Sam Sodomsky (October 5, 2017 - Pitchforkcom)


  • Running Time: 3:58
  • Record Date: 1987 or 1988
  • Record Location: Larabee Studio, Hollywood, USA and Smoketree Ranch, Los Angeles, USA
  • Written By: Brian Wilson and Jeff Lynne
  • Produced By: Brian Wilson and Jeff Lynne
  • Engineered By: Bill Bottrell & Mark Linett
  • Performed By: Brian Wilson (vocals, piano, keyboards, glockenspiel, percussion, bells*, chimes*), Jeff Lynne (bass, guitar, piano), Andy Paley* or Jimmy Bralower* (drums) -- *unconfirmed

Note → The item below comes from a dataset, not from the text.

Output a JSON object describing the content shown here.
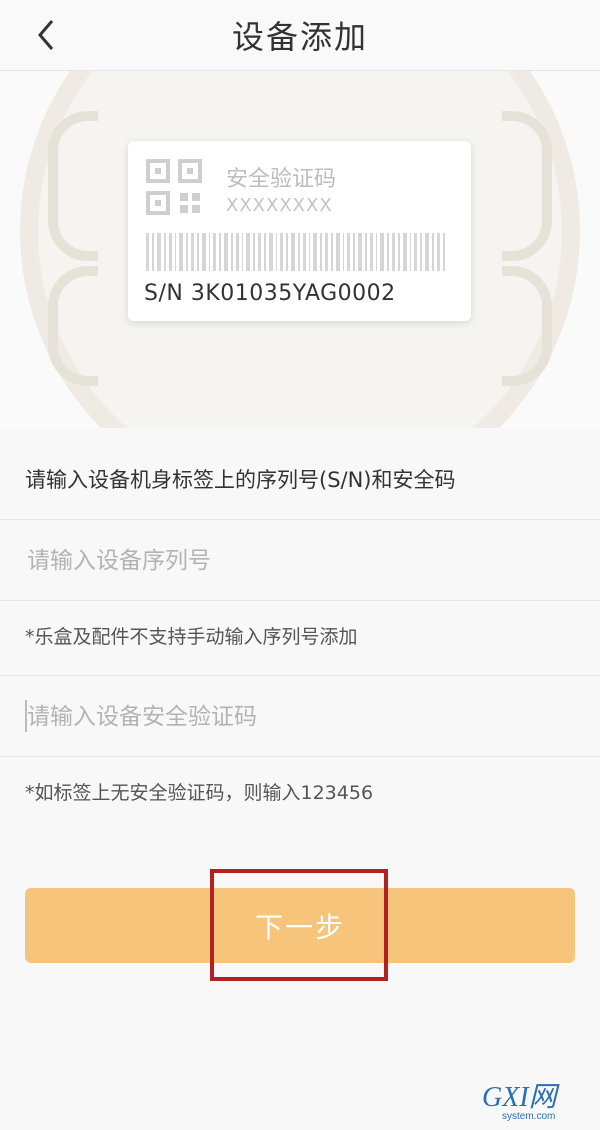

  • Released On:
    • Brian Wilson LP album (1988 July — USA — Sire/Reprise 9 25669-1)
    • Brian Wilson CD album (1988 July — USA — Sire/Reprise 9 25669-2)
    • Brian Wilson CD album (2000 — USA — Warner Archives/Rhino R2 79960)
    • Brian Wilson LP album (2013 — USA — Friday Music FRM-25669)
    • Brian Wilson LP album (2015 November 27 — USA — Rhino Records R1 79960)
    • Playback: The Brian Wilson Anthology LP album (2017 September 22 — Europe — Rhino Records R1 560079)
    • Playback: The Brian Wilson Anthology LP album (2017 September 22 — USA — Rhino Records ?)
    • Playback: The Brian Wilson Anthology CD album (2017 September 22 — Europe — Rhino Records 081227937416)
    • Playback: The Brian Wilson Anthology CD album (2017 September 22 — USA — Rhino Records R2 560079)
    • Playback: The Brian Wilson Anthology digital album (2017 September 22 — Europe — ?)
    • Playback: The Brian Wilson Anthology digital album (2017 September 22 — USA — ?)

  • Used in the Film or TV Program: Orange County (2001)